Is H&M Magazine just a giant advertisement for what's inside H&M stores? Yes. But that doesn't mean it doesn't have tiny glimmers of awesome.
H&M is glossy and oversized. And, for some reason, when scanned, the pages show up with narrow horizontal lines all over them. But if you can overlook that, you'll find that H&M has fun with fashion.
Ads are sparse in H&M: There are, of course, a couple of H&M ads, as well as a hair dye advertisement and a shoe ad. But the magalog actually has stories! Trend pieces, fashion shoots, etc.
Of course, since the store is so on-trend, it's tough to say if these "trend" pages — there are loads — are newsy. They really just exist to prove how H&M is keeping up with what's on the runway and what celebs are wearing. A "Flower Power" page features Alexa Chung in a floral dress and then 12 floral items — dresses, pants, sneakers — sold at H&M.
The thing is, "advertorial" is less offensive in this context than in mainstream fashion mags.

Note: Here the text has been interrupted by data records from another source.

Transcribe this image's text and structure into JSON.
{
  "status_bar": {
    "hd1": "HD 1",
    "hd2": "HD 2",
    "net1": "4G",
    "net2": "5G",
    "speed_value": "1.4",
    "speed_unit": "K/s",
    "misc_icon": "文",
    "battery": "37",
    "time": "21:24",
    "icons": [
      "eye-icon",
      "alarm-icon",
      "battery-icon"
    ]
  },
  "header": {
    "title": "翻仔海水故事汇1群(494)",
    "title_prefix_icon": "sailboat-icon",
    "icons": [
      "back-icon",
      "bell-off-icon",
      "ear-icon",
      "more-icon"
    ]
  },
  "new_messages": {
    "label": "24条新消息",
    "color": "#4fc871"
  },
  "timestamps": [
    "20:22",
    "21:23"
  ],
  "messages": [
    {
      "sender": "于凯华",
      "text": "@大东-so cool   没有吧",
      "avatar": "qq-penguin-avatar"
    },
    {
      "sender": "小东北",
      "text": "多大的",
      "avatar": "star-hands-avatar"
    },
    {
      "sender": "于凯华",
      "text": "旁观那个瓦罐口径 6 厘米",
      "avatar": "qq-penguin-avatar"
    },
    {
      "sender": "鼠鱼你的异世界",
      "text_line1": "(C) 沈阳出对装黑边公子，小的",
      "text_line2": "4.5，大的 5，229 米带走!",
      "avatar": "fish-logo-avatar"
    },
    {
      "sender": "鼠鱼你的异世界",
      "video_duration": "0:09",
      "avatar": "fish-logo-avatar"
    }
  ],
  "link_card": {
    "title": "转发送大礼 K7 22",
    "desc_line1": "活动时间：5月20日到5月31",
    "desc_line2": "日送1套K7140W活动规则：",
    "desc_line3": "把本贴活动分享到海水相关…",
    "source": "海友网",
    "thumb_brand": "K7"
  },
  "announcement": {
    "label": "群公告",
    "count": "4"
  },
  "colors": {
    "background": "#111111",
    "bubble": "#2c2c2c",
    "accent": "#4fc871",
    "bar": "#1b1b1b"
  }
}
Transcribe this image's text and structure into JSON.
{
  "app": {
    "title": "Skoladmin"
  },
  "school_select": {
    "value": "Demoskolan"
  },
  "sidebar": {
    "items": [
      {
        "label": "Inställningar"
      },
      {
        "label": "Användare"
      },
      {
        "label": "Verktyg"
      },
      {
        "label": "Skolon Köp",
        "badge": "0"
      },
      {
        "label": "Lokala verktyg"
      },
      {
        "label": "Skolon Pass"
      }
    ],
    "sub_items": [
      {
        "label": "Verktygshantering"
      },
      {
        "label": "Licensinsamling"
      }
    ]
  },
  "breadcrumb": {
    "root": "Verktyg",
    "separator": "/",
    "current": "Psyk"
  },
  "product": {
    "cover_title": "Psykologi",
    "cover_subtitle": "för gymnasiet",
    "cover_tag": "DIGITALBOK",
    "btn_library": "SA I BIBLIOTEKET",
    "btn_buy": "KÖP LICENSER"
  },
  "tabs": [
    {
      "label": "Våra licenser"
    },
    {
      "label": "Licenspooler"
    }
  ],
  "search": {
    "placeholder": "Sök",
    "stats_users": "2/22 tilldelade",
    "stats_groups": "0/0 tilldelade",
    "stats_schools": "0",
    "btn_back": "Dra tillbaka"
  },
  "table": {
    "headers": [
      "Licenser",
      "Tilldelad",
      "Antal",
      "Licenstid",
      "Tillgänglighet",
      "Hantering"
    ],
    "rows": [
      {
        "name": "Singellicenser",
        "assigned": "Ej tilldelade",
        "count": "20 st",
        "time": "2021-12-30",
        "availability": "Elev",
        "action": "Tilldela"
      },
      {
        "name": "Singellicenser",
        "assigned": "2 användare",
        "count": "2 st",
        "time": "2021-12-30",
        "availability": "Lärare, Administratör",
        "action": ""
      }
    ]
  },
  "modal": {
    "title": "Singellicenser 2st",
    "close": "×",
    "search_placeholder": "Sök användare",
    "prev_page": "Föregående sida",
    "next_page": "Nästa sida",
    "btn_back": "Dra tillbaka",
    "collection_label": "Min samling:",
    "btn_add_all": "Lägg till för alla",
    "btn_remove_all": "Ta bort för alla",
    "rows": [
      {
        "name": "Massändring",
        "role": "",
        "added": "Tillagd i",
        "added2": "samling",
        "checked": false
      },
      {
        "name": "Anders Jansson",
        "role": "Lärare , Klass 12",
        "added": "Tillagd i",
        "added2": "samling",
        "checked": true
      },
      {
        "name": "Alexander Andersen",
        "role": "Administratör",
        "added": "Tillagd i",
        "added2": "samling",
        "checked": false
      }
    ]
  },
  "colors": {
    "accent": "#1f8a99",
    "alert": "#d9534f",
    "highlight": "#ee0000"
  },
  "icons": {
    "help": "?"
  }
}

Because when Marie Claire dedicates page after page to one designer who happens to be an advertiser, at worst, it seems like a conflict of interests; at best it seems like sucking up. H&M exists to promote H&M clothing. It's transparent: You're opening the magazine knowing that you're entering the world of the store. (Plus, the mag is free in stores.) There's no deceit; you're not expecting any kind of editorial standards.